The planned offensive is also said to have the largest Afghan National Army presence of any to date. Afghan Brig. Gen. Mohiyiden Ghori joined Nicholson on his tour of bases in the region Tuesday, telling Americans that U.S. engineers and contractors helped build much of the province's infrastructure in the mid-20th century.

"Your forefathers built Helmand. They built Marjah," he said, gesturing enthusiastically. "Americans built Marjah, and these terrorists destroyed the roads your forefathers built."

And Nicholson described the mission as "huntin' and helpin'."

"That's what we do." Nicholson said. "We either hunt them or help them. Sometimes we are doing both at the same time. And nobody's better at this than we are -- nobody."

As one Marine company prepared to move out, its members and the Afghan troops hugged and cracked jokes with each other. Ahead of the operation, the NATO command in Kabul put out a statement warning Afghan civilians to remain in their homes.

"Every effort is being made to ensure minimum disruption to the residents during the operation," it said.

Marjah is surrounded by fertile land where poppies grow easily, and the Afghan government's limited presence allows the drug trade to flourish. The production of opium helps finance the Taliban, the Islamic militia that controlled most of Afghanistan before the U.S. invasion in 2001.

Many of the Marines who will be taking part in Operation Mushtarak have fought in Helmand before. But the enemy is likely to fight harder this time, Lance Cpl. Christopher Lima said.

" They actually know how to fight this year," Lima said. "Last year they used a lot of guerilla tactics, shoot and then run.
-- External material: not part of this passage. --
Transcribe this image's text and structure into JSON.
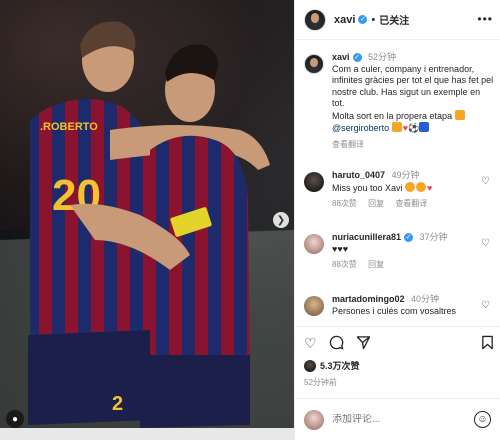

And this year, I think they'll try and stay around."

And the publicity given to the upcoming offensive has given the Taliban plenty to time to rig the potential battlefields with roadside bombs and other improvised explosive devices, the cause of more than 80 percent of U.S. and allied casualties in Afghanistan.

"The IEDs are getting more powerful, they're getting harder to detect. And they're just getting more forceful," said Lt. Cmdr. Gregg Gellman, a U.S. Navy doctor.

CNN Correspondent Atia Abawi contributed to this report.